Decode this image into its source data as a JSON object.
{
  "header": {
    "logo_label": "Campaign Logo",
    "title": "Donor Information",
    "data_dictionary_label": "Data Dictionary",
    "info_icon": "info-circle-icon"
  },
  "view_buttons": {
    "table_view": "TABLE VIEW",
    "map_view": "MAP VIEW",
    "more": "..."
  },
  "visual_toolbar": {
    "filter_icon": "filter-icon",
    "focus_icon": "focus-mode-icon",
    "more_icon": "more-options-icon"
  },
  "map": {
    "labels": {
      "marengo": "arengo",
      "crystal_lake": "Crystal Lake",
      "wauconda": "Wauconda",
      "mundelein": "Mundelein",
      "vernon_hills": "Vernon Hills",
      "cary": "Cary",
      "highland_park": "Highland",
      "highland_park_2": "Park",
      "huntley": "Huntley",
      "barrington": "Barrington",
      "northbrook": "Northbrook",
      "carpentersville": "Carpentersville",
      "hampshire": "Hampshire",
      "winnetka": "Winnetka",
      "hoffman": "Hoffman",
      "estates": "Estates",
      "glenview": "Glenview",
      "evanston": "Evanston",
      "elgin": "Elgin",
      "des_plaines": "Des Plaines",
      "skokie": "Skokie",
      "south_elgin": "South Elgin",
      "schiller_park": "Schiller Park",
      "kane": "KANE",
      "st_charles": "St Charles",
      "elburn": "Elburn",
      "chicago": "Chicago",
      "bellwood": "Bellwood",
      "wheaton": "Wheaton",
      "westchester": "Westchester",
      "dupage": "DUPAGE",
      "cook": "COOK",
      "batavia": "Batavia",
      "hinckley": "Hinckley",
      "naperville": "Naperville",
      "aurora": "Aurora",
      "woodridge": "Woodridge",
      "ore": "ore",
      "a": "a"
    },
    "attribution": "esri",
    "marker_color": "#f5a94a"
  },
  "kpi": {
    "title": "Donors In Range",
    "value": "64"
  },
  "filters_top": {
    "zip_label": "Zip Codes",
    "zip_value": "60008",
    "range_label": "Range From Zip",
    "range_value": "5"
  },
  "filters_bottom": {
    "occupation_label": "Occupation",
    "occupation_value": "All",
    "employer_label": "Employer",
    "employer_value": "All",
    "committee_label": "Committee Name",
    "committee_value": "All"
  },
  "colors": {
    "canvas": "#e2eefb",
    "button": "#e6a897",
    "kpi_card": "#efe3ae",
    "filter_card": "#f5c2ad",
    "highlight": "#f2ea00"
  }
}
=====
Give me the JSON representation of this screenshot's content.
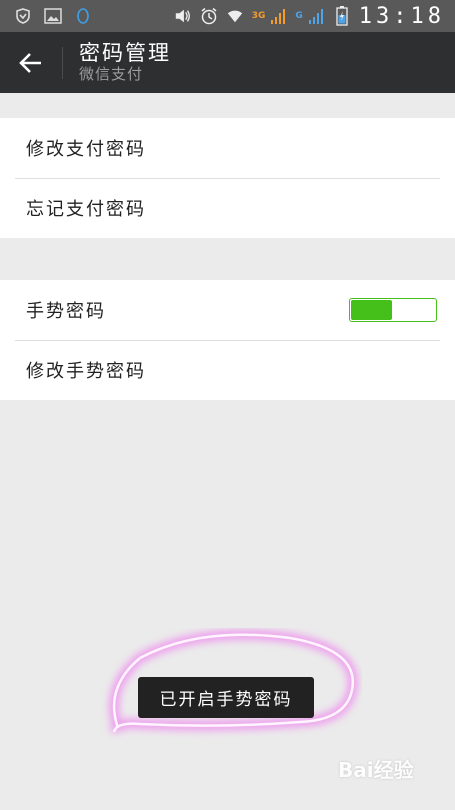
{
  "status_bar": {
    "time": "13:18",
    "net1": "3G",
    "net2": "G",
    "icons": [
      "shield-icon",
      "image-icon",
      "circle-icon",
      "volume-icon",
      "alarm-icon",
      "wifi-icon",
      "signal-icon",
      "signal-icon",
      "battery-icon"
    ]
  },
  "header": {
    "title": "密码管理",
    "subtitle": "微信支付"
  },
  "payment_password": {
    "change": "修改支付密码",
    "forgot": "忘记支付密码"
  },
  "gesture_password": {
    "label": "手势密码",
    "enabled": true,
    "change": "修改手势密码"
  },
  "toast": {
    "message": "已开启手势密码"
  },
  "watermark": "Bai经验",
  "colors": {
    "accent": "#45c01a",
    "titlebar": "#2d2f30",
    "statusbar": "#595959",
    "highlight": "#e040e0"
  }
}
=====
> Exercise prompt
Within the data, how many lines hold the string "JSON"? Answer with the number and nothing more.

> Written answer
2